(Data excerpts begins)

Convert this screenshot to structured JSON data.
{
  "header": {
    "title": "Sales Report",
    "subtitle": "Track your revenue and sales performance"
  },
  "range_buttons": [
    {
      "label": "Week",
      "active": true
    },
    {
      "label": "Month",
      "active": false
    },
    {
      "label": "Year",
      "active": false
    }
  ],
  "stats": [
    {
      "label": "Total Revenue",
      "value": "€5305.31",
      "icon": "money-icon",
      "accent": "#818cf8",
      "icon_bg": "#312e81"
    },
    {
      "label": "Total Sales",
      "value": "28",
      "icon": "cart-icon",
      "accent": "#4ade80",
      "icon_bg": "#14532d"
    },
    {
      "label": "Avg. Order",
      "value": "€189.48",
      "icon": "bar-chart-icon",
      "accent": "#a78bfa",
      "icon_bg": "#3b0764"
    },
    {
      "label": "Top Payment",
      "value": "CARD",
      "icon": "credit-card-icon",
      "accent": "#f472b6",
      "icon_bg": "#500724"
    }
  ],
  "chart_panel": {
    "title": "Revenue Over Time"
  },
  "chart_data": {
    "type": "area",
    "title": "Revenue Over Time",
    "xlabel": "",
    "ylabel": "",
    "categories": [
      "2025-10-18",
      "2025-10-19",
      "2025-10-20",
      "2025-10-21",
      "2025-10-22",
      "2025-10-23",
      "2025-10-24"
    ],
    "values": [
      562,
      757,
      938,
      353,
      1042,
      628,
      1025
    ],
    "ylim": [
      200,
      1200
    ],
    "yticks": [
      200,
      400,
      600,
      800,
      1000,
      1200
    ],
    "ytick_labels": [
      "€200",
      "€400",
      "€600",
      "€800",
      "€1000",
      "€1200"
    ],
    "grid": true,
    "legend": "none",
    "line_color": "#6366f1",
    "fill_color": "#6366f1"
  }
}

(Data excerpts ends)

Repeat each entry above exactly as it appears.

Convert this screenshot to structured JSON data.
{
  "header": {
    "title": "Sales Report",
    "subtitle": "Track your revenue and sales performance"
  },
  "range_buttons": [
    {
      "label": "Week",
      "active": true
    },
    {
      "label": "Month",
      "active": false
    },
    {
      "label": "Year",
      "active": false
    }
  ],
  "stats": [
    {
      "label": "Total Revenue",
      "value": "€5305.31",
      "icon": "money-icon",
      "accent": "#818cf8",
      "icon_bg": "#312e81"
    },
    {
      "label": "Total Sales",
      "value": "28",
      "icon": "cart-icon",
      "accent": "#4ade80",
      "icon_bg": "#14532d"
    },
    {
      "label": "Avg. Order",
      "value": "€189.48",
      "icon": "bar-chart-icon",
      "accent": "#a78bfa",
      "icon_bg": "#3b0764"
    },
    {
      "label": "Top Payment",
      "value": "CARD",
      "icon": "credit-card-icon",
      "accent": "#f472b6",
      "icon_bg": "#500724"
    }
  ],
  "chart_panel": {
    "title": "Revenue Over Time"
  },
  "chart_data": {
    "type": "area",
    "title": "Revenue Over Time",
    "xlabel": "",
    "ylabel": "",
    "categories": [
      "2025-10-18",
      "2025-10-19",
      "2025-10-20",
      "2025-10-21",
      "2025-10-22",
      "2025-10-23",
      "2025-10-24"
    ],
    "values": [
      562,
      757,
      938,
      353,
      1042,
      628,
      1025
    ],
    "ylim": [
      200,
      1200
    ],
    "yticks": [
      200,
      400,
      600,
      800,
      1000,
      1200
    ],
    "ytick_labels": [
      "€200",
      "€400",
      "€600",
      "€800",
      "€1000",
      "€1200"
    ],
    "grid": true,
    "legend": "none",
    "line_color": "#6366f1",
    "fill_color": "#6366f1"
  }
}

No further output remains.